Sanaz Memarzadeh, MD, PhD, professor with tenure, gynecologic cancer surgeon, Department of Obstetrics and Gynecology, University of California Los Angeles (UCLA) Ronald Reagan Hospital, gynecologic oncology staff and gynecologic cancer surgeon, VA Hospital, director, G.O. Discovery Laboratory, UCLA Broad Stem Cell Research Center, affiliate oncologist, The Ovarian Cancer Circle Inspired by Robin Babbini, UCLA Health, discusses the potential for frontline combination therapy regimens in ovarian cancer.
Although platinum-based therapies are effective in treating patients with ovarian cancer, patients often relapse, Memarzadeh explains. One reason for these relapses could be that a pre-existing population of tumor cells that are resistant to therapy repopulate the cancer after being dormant. As such, utilizing combination therapies in the frontline setting could target this cell population and prevent relapses, Memarzadeh says.

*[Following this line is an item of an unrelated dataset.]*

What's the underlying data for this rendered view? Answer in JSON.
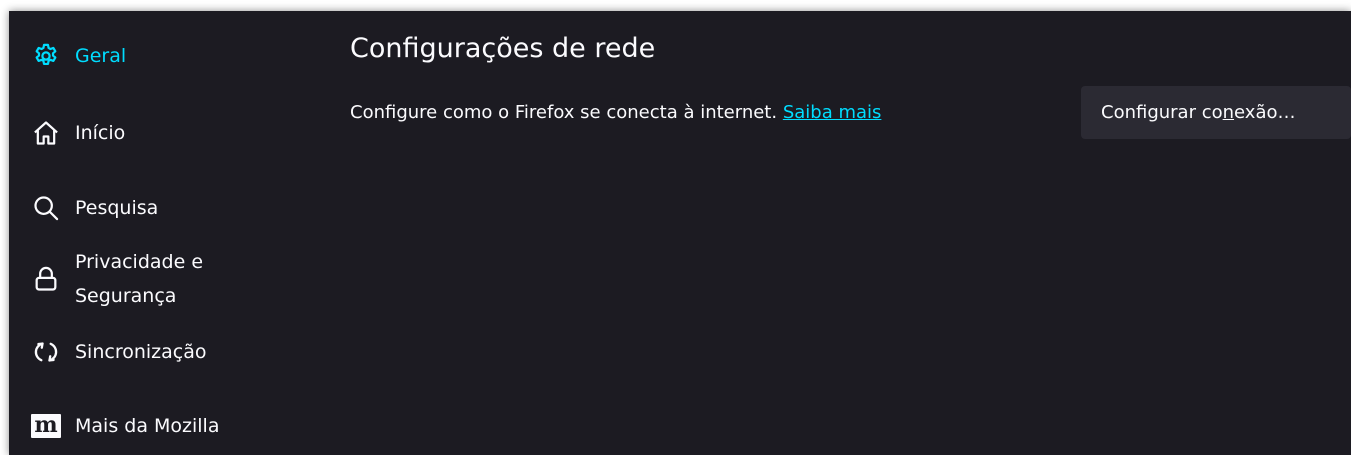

Clinical trials are needed to evaluate such combinations in patients with ovarian cancer, who often present with advanced-stage disease and are eligible for neoadjuvant chemotherapy. As such, patients could be treated with standard chemotherapy combined with biologic agents to potentially target the resistant tumor cell population, Memarzadeh says.
Notably, these clinical trials should be well-designed and incorporate extensive translational end points to provide insight into the tumor cell populations. Although funding remains an unmet need for these studies, frontline combination strategies could effectively cure patients early and prevent disease recurrences, Memarzadeh concludes.